Switching gears a bit, Ras Rebel’s “Cali Love” is an homage to the Dre and Pac song and a love letter in its own right to the Golden State. I like the vibes Rebel gives on this one, because it blends reggae and old-school hip-hop into this mix that’s authentic and unique. This may be one of my favorite interpolations of that classic Pac track because it’s also clean to the point you could also play it around the kids and not worry about them picking up profanities. As a parent, I’m here for that. I mean, sometimes, you want to vibe and don’t want to worry about skipping a song because of its lyrical content.
just_omalley – “Complicated”
This one was submitted to me with an email that said “this is what Drake’d sound like on an MGK album.” Now, I’m not the biggest MGK fan, like at all. No one would ever confuse me as one. That said, if MGK had music like “Complicated,” I’d probably give him a listen here and there. It’s melodic and blends pop-punk and hip-hop in a way that still feels authentic unlike some others in this sub-subgenre. I like omalley’s honesty on this song, as it’s equal parts a song that’s pining for someone and says “maybe I don’t need this person in my life.”
James Bailey – “Airplane Mode”
A smooth West Coast-esque track featuring Trizz, “Airplane Mode” is one of those songs that states that “all that glitters ain’t gold.” It’s also one of those songs that implores its listeners to disconnect from their phones a bit and just reconnect with reality. I’m here for that sort of message. That’s because, believe it or not, I like to disconnect from what it means to be Speed on the Beat more often than not. I usually do that on the weekends and avoid checking my emails, socials, etc. I’ve never gone as far as to put my phone in airplane mode–but I may have to try it one day.
Eva Sita – “Joon”
Eva Sita’s “Joon” reminds me of a mix between “Dance Monkey” from Tones and I and Amy Winehouse. That is, if that combination also made it a point to channel a bit of Rihanna in its mix. In other words, expect a danceable song with a big dose of lyrical deepness. If that sounds like something you need in your life (trust me: it is), check this one out and play it as loud as you can.
Michael Fiya – “HeartBreak Pack”
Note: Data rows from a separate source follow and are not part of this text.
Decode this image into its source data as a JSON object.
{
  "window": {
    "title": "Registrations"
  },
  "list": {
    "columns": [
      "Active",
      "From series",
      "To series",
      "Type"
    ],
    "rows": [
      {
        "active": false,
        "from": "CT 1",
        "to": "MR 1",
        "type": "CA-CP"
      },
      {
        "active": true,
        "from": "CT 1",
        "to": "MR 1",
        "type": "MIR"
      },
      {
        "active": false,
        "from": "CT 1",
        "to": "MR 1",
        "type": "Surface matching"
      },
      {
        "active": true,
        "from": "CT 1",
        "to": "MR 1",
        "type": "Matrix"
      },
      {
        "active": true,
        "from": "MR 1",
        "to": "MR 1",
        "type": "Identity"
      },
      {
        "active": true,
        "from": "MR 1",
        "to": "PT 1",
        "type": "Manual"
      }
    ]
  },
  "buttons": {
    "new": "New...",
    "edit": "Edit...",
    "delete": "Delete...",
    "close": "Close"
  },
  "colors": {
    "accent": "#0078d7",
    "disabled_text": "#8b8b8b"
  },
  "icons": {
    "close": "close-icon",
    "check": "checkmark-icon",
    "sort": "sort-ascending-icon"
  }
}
I first heard of Fiya from his tracks “Coffee in the Morning” and “Slip Away” from the aforementioned HeartBreak Pack. HBP is a five-track EP that deals with–what else–heartbreak and dealing with it in many ways. Between dark reminiscing over the past and moving on from the past at once, the EP features the NYC rapper just speaking his peace. He reminds me of a mix of GKMC Kendrick with a bit of Lupe if that duo rapped about the same things Drake used to. In other words, emotionally-invested breakup-tinged hip-hop with substance. If you’re missing someone, you can either try to get them back or move on and realize that you’re better without them–even if it hurts. The soulfulness in these five songs surpasses some full-length albums.
Lasko and Kestler – “Falling In”
Falling in love can be scary, if we’re being honest. Giving yourself to someone and hoping they feel the same way? Shoot, if I hadn’t experienced it before (or had a severe distrust of people), I’d be afraid of it completely. The duo of Lasko and Kestler discusses that feeling of falling too deep in love with someone a bit too quickly, while things are still being worked out. Sonically, the song isn’t exactly hip-hop but isn’t poppy and sunny either. It resides in a space that reminds me of a darker Twenty One Pilots. It’s an interesting song, for sure.
Ty Robinson – “Sneaky Link”
Now, I’ll be real with you. I hate the idea of sneaky links. I’d prefer to be out in the open with the person I’m being freaky with. I’m old-school like that but I get the concept and why someone may want to sneak around. Life isn’t black and white, especially when it comes to the people you vibe with physically or romantically. That’s what we get here on “Sneaky Link.” The neo-soul vibes of Ty Robinson’s track remind me of a mix between SZA and Chris Brown, in that they’re smooth and poppy with just the right amount of edge. It’s the perfect anthem for those relationships you can’t be open about–even if you’d like to.
If any of the tracks here seem up your alley or what-have-you, check them out and support dope music in all its forms.